[Records supplied — start]
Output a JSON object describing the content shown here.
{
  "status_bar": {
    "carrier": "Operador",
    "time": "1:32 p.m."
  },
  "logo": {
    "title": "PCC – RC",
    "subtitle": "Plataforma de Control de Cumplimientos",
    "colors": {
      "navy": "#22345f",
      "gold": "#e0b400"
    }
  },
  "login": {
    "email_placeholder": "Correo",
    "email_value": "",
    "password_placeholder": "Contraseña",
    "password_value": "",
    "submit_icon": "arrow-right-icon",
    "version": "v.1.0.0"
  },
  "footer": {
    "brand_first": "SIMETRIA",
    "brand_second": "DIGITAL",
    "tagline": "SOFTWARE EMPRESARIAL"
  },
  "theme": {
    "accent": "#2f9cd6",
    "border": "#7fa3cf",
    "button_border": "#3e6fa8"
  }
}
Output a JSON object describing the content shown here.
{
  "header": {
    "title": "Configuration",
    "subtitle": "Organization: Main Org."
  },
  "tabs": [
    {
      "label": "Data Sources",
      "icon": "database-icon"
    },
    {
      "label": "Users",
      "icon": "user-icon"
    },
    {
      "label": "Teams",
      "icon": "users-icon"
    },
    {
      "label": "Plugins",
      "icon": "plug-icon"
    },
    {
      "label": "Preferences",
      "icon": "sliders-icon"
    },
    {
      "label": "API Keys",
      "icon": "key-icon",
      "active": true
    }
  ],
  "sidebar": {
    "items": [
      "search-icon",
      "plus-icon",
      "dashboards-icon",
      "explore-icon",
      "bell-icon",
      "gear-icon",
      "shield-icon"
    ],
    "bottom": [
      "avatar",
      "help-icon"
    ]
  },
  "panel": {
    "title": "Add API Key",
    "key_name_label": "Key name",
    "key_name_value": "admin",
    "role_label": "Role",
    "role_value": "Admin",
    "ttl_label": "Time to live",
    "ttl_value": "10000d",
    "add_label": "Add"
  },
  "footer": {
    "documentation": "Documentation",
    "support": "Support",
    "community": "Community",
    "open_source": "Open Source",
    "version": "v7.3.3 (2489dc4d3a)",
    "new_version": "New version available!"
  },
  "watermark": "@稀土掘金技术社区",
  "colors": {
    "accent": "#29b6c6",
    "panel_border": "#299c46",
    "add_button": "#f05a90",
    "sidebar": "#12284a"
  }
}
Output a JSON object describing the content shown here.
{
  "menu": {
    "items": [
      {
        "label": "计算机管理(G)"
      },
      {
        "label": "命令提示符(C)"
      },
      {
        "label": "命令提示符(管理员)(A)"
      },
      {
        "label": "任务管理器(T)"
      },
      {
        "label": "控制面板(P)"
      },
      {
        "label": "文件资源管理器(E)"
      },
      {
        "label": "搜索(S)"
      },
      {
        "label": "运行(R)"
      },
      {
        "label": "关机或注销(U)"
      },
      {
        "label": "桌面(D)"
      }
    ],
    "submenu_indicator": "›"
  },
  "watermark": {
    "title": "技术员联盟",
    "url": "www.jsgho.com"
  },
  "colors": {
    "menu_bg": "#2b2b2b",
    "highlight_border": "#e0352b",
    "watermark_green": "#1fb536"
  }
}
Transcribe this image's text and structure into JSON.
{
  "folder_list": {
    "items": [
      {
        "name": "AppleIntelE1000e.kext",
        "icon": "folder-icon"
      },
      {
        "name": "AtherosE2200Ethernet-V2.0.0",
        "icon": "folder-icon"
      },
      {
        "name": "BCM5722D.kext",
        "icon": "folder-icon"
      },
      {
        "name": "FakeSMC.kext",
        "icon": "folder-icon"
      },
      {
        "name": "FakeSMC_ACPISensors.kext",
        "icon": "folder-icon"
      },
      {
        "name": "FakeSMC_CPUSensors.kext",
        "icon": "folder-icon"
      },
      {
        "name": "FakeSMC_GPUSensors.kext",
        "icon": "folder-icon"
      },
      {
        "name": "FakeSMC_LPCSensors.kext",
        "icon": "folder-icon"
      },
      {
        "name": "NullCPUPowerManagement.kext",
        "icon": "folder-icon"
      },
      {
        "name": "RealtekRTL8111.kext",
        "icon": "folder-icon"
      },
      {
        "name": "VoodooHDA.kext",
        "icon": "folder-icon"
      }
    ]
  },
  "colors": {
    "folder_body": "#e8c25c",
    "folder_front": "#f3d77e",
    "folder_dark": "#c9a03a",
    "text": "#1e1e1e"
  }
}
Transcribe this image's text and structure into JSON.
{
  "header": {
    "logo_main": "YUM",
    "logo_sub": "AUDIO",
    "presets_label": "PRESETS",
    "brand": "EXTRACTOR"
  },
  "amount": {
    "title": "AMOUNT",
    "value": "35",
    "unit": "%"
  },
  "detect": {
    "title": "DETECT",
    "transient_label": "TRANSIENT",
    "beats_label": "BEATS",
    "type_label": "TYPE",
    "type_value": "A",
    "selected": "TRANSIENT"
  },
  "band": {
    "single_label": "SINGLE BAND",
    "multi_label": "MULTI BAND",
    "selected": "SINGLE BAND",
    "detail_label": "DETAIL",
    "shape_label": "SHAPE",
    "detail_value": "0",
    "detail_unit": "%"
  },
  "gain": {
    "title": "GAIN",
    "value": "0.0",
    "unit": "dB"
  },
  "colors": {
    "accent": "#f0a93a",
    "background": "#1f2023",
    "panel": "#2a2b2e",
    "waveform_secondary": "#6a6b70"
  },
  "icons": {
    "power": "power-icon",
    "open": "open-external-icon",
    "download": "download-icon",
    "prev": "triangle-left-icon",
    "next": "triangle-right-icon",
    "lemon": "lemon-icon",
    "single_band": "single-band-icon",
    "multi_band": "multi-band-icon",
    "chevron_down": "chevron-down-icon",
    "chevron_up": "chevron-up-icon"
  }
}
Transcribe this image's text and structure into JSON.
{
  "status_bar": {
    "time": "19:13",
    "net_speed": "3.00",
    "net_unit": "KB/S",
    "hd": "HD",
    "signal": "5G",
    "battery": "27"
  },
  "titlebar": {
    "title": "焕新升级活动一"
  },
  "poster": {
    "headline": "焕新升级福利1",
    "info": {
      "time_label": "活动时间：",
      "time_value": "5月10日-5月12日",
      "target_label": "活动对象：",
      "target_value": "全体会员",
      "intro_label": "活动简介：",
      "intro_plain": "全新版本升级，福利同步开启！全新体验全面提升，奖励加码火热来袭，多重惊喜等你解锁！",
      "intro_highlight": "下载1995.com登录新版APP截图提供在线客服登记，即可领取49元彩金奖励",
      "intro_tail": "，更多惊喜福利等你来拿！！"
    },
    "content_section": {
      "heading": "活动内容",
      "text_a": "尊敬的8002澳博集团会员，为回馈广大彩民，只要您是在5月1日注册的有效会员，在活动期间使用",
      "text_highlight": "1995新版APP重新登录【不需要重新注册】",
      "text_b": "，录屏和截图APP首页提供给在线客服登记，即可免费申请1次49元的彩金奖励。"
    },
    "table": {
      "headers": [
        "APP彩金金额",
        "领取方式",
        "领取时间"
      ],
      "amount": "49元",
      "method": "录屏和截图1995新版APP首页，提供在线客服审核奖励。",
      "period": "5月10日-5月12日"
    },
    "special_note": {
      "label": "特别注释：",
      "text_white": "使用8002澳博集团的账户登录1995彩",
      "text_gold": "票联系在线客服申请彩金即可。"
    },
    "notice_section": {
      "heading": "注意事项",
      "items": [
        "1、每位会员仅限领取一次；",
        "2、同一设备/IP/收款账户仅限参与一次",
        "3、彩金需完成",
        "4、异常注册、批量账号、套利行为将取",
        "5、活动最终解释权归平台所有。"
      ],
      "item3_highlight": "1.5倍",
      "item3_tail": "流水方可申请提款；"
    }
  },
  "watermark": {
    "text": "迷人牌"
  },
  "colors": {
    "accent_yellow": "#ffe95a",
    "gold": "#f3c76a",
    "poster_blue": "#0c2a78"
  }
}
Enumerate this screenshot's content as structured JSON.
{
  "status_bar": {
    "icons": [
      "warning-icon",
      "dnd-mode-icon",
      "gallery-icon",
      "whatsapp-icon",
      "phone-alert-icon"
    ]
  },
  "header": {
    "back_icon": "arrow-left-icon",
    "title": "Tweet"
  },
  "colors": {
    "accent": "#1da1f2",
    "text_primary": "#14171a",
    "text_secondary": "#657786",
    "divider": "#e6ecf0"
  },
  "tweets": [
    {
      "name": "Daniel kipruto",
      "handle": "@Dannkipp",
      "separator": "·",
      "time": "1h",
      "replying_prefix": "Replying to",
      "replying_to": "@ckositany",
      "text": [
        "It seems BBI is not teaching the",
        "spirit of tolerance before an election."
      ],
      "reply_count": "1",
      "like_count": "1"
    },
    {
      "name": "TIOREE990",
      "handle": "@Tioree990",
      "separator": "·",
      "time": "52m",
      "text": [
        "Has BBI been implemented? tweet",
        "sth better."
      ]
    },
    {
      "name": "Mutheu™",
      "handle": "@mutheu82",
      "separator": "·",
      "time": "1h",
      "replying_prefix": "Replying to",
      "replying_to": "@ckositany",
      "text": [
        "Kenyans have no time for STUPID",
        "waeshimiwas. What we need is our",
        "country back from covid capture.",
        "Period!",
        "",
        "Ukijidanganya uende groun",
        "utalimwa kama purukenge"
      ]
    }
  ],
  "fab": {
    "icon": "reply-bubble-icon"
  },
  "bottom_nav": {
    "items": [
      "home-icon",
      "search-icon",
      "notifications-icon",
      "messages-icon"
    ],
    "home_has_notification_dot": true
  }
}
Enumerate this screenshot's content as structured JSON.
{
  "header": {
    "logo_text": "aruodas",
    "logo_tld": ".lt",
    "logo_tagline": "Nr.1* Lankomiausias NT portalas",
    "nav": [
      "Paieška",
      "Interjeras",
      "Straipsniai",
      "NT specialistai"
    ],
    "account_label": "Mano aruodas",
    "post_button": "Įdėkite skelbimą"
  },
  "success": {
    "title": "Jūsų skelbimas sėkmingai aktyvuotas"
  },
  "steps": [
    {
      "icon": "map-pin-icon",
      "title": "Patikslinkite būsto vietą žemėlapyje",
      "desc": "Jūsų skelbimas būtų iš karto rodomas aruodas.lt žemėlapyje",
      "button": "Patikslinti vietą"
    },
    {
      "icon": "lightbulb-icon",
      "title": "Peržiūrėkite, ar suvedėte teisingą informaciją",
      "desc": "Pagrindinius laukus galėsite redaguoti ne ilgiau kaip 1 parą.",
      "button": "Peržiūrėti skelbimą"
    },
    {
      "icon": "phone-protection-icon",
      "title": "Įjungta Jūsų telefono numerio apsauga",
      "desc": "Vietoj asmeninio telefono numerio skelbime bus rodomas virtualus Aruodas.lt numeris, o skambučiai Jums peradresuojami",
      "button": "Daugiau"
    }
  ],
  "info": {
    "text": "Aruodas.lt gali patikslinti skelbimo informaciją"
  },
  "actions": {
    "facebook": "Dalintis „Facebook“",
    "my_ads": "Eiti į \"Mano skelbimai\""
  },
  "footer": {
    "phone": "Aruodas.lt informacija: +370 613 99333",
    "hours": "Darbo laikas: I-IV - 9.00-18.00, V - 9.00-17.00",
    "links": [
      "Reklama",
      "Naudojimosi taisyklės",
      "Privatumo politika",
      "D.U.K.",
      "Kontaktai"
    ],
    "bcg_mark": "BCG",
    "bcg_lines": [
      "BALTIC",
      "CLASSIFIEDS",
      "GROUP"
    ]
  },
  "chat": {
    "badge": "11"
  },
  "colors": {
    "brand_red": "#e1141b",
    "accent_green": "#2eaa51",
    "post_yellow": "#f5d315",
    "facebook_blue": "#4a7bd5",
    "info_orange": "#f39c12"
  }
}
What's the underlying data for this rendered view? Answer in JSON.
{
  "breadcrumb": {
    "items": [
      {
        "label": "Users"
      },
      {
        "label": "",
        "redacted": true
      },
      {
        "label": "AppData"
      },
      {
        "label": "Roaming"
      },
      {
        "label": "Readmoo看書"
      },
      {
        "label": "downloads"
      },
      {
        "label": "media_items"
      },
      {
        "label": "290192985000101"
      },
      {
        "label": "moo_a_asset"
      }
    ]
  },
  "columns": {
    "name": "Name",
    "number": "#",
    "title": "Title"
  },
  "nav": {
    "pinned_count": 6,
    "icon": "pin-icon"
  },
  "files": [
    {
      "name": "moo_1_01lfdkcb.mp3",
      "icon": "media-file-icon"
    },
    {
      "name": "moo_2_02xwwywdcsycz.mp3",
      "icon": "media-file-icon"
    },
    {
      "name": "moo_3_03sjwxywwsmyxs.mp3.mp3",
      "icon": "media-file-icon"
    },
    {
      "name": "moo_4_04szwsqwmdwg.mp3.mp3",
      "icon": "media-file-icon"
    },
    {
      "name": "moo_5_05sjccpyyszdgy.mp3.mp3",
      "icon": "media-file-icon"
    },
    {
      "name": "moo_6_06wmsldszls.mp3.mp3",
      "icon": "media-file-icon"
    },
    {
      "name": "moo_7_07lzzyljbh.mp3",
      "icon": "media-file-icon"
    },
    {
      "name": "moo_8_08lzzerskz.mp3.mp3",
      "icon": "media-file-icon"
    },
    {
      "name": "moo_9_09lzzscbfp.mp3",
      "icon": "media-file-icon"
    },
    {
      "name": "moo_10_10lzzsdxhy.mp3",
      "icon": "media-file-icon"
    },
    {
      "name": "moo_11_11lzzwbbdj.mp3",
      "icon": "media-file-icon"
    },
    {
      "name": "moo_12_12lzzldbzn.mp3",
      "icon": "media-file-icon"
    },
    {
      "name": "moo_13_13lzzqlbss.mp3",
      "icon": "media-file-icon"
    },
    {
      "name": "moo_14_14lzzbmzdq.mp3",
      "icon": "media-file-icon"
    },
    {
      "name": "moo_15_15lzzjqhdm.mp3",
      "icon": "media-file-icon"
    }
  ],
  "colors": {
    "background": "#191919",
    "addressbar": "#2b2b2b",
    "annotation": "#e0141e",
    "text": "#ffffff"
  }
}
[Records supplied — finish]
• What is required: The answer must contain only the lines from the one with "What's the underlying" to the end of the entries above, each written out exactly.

• Solved problem:
What's the underlying data for this rendered view? Answer in JSON.
{
  "breadcrumb": {
    "items": [
      {
        "label": "Users"
      },
      {
        "label": "",
        "redacted": true
      },
      {
        "label": "AppData"
      },
      {
        "label": "Roaming"
      },
      {
        "label": "Readmoo看書"
      },
      {
        "label": "downloads"
      },
      {
        "label": "media_items"
      },
      {
        "label": "290192985000101"
      },
      {
        "label": "moo_a_asset"
      }
    ]
  },
  "columns": {
    "name": "Name",
    "number": "#",
    "title": "Title"
  },
  "nav": {
    "pinned_count": 6,
    "icon": "pin-icon"
  },
  "files": [
    {
      "name": "moo_1_01lfdkcb.mp3",
      "icon": "media-file-icon"
    },
    {
      "name": "moo_2_02xwwywdcsycz.mp3",
      "icon": "media-file-icon"
    },
    {
      "name": "moo_3_03sjwxywwsmyxs.mp3.mp3",
      "icon": "media-file-icon"
    },
    {
      "name": "moo_4_04szwsqwmdwg.mp3.mp3",
      "icon": "media-file-icon"
    },
    {
      "name": "moo_5_05sjccpyyszdgy.mp3.mp3",
      "icon": "media-file-icon"
    },
    {
      "name": "moo_6_06wmsldszls.mp3.mp3",
      "icon": "media-file-icon"
    },
    {
      "name": "moo_7_07lzzyljbh.mp3",
      "icon": "media-file-icon"
    },
    {
      "name": "moo_8_08lzzerskz.mp3.mp3",
      "icon": "media-file-icon"
    },
    {
      "name": "moo_9_09lzzscbfp.mp3",
      "icon": "media-file-icon"
    },
    {
      "name": "moo_10_10lzzsdxhy.mp3",
      "icon": "media-file-icon"
    },
    {
      "name": "moo_11_11lzzwbbdj.mp3",
      "icon": "media-file-icon"
    },
    {
      "name": "moo_12_12lzzldbzn.mp3",
      "icon": "media-file-icon"
    },
    {
      "name": "moo_13_13lzzqlbss.mp3",
      "icon": "media-file-icon"
    },
    {
      "name": "moo_14_14lzzbmzdq.mp3",
      "icon": "media-file-icon"
    },
    {
      "name": "moo_15_15lzzjqhdm.mp3",
      "icon": "media-file-icon"
    }
  ],
  "colors": {
    "background": "#191919",
    "addressbar": "#2b2b2b",
    "annotation": "#e0141e",
    "text": "#ffffff"
  }
}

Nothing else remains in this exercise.